### RECORDS ###
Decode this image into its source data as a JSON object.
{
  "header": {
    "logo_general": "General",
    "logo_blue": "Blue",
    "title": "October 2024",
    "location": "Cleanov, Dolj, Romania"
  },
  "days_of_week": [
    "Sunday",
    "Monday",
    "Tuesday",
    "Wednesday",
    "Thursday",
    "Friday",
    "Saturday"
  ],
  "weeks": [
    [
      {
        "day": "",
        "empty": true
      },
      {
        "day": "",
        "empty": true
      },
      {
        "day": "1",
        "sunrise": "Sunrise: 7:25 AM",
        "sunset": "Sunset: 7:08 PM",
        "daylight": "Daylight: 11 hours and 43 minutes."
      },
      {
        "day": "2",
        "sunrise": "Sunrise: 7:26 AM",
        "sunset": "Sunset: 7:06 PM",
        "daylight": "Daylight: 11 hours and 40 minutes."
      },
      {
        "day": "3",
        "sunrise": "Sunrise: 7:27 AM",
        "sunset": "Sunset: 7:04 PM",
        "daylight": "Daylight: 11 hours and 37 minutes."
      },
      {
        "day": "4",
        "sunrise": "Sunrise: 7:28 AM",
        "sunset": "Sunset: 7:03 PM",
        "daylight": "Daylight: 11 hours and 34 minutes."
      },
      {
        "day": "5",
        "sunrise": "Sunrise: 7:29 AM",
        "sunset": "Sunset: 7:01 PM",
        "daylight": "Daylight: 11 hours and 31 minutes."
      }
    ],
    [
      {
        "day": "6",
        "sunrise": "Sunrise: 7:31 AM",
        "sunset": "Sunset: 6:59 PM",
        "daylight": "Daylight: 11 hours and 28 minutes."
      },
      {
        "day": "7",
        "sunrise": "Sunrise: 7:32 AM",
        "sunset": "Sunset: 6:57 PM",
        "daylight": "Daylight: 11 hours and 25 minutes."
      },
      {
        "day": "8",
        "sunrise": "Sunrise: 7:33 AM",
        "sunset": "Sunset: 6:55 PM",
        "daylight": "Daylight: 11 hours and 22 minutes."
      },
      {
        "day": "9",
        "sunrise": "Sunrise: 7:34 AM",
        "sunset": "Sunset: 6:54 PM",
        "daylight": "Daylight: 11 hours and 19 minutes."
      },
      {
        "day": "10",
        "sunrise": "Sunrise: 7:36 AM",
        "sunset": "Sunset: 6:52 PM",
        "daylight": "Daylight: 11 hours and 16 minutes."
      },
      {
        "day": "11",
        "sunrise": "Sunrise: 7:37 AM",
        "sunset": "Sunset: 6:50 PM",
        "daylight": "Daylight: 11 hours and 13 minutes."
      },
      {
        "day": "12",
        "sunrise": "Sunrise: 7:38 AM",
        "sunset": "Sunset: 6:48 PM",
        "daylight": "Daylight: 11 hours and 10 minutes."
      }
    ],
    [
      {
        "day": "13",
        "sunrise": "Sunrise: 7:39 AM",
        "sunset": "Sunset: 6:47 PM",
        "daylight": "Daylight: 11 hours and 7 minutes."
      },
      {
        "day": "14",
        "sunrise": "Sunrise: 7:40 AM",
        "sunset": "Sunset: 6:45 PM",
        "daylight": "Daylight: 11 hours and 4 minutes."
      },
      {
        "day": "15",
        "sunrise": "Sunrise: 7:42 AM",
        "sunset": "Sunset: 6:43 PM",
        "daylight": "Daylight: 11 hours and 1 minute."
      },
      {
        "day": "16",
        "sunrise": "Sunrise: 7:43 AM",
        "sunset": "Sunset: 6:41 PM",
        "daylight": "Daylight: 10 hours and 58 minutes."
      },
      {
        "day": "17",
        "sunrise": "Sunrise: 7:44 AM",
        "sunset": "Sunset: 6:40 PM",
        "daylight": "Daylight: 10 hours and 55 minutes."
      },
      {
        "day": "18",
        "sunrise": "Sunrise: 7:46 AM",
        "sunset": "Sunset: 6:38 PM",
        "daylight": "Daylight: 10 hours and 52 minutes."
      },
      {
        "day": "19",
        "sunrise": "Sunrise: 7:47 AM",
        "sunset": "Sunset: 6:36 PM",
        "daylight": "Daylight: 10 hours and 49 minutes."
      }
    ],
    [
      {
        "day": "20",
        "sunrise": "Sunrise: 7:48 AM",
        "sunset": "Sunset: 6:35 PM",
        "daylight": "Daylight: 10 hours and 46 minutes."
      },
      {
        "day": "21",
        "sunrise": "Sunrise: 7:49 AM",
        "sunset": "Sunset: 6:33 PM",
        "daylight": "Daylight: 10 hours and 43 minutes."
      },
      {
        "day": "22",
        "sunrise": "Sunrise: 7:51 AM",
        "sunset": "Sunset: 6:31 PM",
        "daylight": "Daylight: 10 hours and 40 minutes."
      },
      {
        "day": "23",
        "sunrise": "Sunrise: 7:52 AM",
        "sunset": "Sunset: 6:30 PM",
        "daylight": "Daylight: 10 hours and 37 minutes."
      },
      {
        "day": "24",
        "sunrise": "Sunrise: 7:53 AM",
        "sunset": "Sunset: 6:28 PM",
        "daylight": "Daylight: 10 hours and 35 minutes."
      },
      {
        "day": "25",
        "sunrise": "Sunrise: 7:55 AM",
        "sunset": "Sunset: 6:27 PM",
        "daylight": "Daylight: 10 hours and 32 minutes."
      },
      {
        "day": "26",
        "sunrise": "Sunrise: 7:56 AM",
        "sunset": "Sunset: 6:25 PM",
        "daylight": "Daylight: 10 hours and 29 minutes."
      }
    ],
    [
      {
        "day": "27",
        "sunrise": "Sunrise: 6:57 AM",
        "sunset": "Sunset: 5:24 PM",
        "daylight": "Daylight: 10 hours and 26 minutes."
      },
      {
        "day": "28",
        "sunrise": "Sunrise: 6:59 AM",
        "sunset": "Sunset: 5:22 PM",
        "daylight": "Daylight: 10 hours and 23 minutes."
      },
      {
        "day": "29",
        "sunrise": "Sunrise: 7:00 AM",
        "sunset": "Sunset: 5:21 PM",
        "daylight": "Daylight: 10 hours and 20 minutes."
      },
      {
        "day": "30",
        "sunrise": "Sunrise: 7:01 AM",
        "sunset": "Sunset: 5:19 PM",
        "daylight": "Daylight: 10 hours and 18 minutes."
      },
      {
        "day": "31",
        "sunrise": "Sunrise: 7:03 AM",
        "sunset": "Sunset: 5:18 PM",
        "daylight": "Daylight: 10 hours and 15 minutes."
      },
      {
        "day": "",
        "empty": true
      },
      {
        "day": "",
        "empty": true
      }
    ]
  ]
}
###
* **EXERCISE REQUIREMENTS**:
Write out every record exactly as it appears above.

* **RESULT OF THIS TASK**:
Decode this image into its source data as a JSON object.
{
  "header": {
    "logo_general": "General",
    "logo_blue": "Blue",
    "title": "October 2024",
    "location": "Cleanov, Dolj, Romania"
  },
  "days_of_week": [
    "Sunday",
    "Monday",
    "Tuesday",
    "Wednesday",
    "Thursday",
    "Friday",
    "Saturday"
  ],
  "weeks": [
    [
      {
        "day": "",
        "empty": true
      },
      {
        "day": "",
        "empty": true
      },
      {
        "day": "1",
        "sunrise": "Sunrise: 7:25 AM",
        "sunset": "Sunset: 7:08 PM",
        "daylight": "Daylight: 11 hours and 43 minutes."
      },
      {
        "day": "2",
        "sunrise": "Sunrise: 7:26 AM",
        "sunset": "Sunset: 7:06 PM",
        "daylight": "Daylight: 11 hours and 40 minutes."
      },
      {
        "day": "3",
        "sunrise": "Sunrise: 7:27 AM",
        "sunset": "Sunset: 7:04 PM",
        "daylight": "Daylight: 11 hours and 37 minutes."
      },
      {
        "day": "4",
        "sunrise": "Sunrise: 7:28 AM",
        "sunset": "Sunset: 7:03 PM",
        "daylight": "Daylight: 11 hours and 34 minutes."
      },
      {
        "day": "5",
        "sunrise": "Sunrise: 7:29 AM",
        "sunset": "Sunset: 7:01 PM",
        "daylight": "Daylight: 11 hours and 31 minutes."
      }
    ],
    [
      {
        "day": "6",
        "sunrise": "Sunrise: 7:31 AM",
        "sunset": "Sunset: 6:59 PM",
        "daylight": "Daylight: 11 hours and 28 minutes."
      },
      {
        "day": "7",
        "sunrise": "Sunrise: 7:32 AM",
        "sunset": "Sunset: 6:57 PM",
        "daylight": "Daylight: 11 hours and 25 minutes."
      },
      {
        "day": "8",
        "sunrise": "Sunrise: 7:33 AM",
        "sunset": "Sunset: 6:55 PM",
        "daylight": "Daylight: 11 hours and 22 minutes."
      },
      {
        "day": "9",
        "sunrise": "Sunrise: 7:34 AM",
        "sunset": "Sunset: 6:54 PM",
        "daylight": "Daylight: 11 hours and 19 minutes."
      },
      {
        "day": "10",
        "sunrise": "Sunrise: 7:36 AM",
        "sunset": "Sunset: 6:52 PM",
        "daylight": "Daylight: 11 hours and 16 minutes."
      },
      {
        "day": "11",
        "sunrise": "Sunrise: 7:37 AM",
        "sunset": "Sunset: 6:50 PM",
        "daylight": "Daylight: 11 hours and 13 minutes."
      },
      {
        "day": "12",
        "sunrise": "Sunrise: 7:38 AM",
        "sunset": "Sunset: 6:48 PM",
        "daylight": "Daylight: 11 hours and 10 minutes."
      }
    ],
    [
      {
        "day": "13",
        "sunrise": "Sunrise: 7:39 AM",
        "sunset": "Sunset: 6:47 PM",
        "daylight": "Daylight: 11 hours and 7 minutes."
      },
      {
        "day": "14",
        "sunrise": "Sunrise: 7:40 AM",
        "sunset": "Sunset: 6:45 PM",
        "daylight": "Daylight: 11 hours and 4 minutes."
      },
      {
        "day": "15",
        "sunrise": "Sunrise: 7:42 AM",
        "sunset": "Sunset: 6:43 PM",
        "daylight": "Daylight: 11 hours and 1 minute."
      },
      {
        "day": "16",
        "sunrise": "Sunrise: 7:43 AM",
        "sunset": "Sunset: 6:41 PM",
        "daylight": "Daylight: 10 hours and 58 minutes."
      },
      {
        "day": "17",
        "sunrise": "Sunrise: 7:44 AM",
        "sunset": "Sunset: 6:40 PM",
        "daylight": "Daylight: 10 hours and 55 minutes."
      },
      {
        "day": "18",
        "sunrise": "Sunrise: 7:46 AM",
        "sunset": "Sunset: 6:38 PM",
        "daylight": "Daylight: 10 hours and 52 minutes."
      },
      {
        "day": "19",
        "sunrise": "Sunrise: 7:47 AM",
        "sunset": "Sunset: 6:36 PM",
        "daylight": "Daylight: 10 hours and 49 minutes."
      }
    ],
    [
      {
        "day": "20",
        "sunrise": "Sunrise: 7:48 AM",
        "sunset": "Sunset: 6:35 PM",
        "daylight": "Daylight: 10 hours and 46 minutes."
      },
      {
        "day": "21",
        "sunrise": "Sunrise: 7:49 AM",
        "sunset": "Sunset: 6:33 PM",
        "daylight": "Daylight: 10 hours and 43 minutes."
      },
      {
        "day": "22",
        "sunrise": "Sunrise: 7:51 AM",
        "sunset": "Sunset: 6:31 PM",
        "daylight": "Daylight: 10 hours and 40 minutes."
      },
      {
        "day": "23",
        "sunrise": "Sunrise: 7:52 AM",
        "sunset": "Sunset: 6:30 PM",
        "daylight": "Daylight: 10 hours and 37 minutes."
      },
      {
        "day": "24",
        "sunrise": "Sunrise: 7:53 AM",
        "sunset": "Sunset: 6:28 PM",
        "daylight": "Daylight: 10 hours and 35 minutes."
      },
      {
        "day": "25",
        "sunrise": "Sunrise: 7:55 AM",
        "sunset": "Sunset: 6:27 PM",
        "daylight": "Daylight: 10 hours and 32 minutes."
      },
      {
        "day": "26",
        "sunrise": "Sunrise: 7:56 AM",
        "sunset": "Sunset: 6:25 PM",
        "daylight": "Daylight: 10 hours and 29 minutes."
      }
    ],
    [
      {
        "day": "27",
        "sunrise": "Sunrise: 6:57 AM",
        "sunset": "Sunset: 5:24 PM",
        "daylight": "Daylight: 10 hours and 26 minutes."
      },
      {
        "day": "28",
        "sunrise": "Sunrise: 6:59 AM",
        "sunset": "Sunset: 5:22 PM",
        "daylight": "Daylight: 10 hours and 23 minutes."
      },
      {
        "day": "29",
        "sunrise": "Sunrise: 7:00 AM",
        "sunset": "Sunset: 5:21 PM",
        "daylight": "Daylight: 10 hours and 20 minutes."
      },
      {
        "day": "30",
        "sunrise": "Sunrise: 7:01 AM",
        "sunset": "Sunset: 5:19 PM",
        "daylight": "Daylight: 10 hours and 18 minutes."
      },
      {
        "day": "31",
        "sunrise": "Sunrise: 7:03 AM",
        "sunset": "Sunset: 5:18 PM",
        "daylight": "Daylight: 10 hours and 15 minutes."
      },
      {
        "day": "",
        "empty": true
      },
      {
        "day": "",
        "empty": true
      }
    ]
  ]
}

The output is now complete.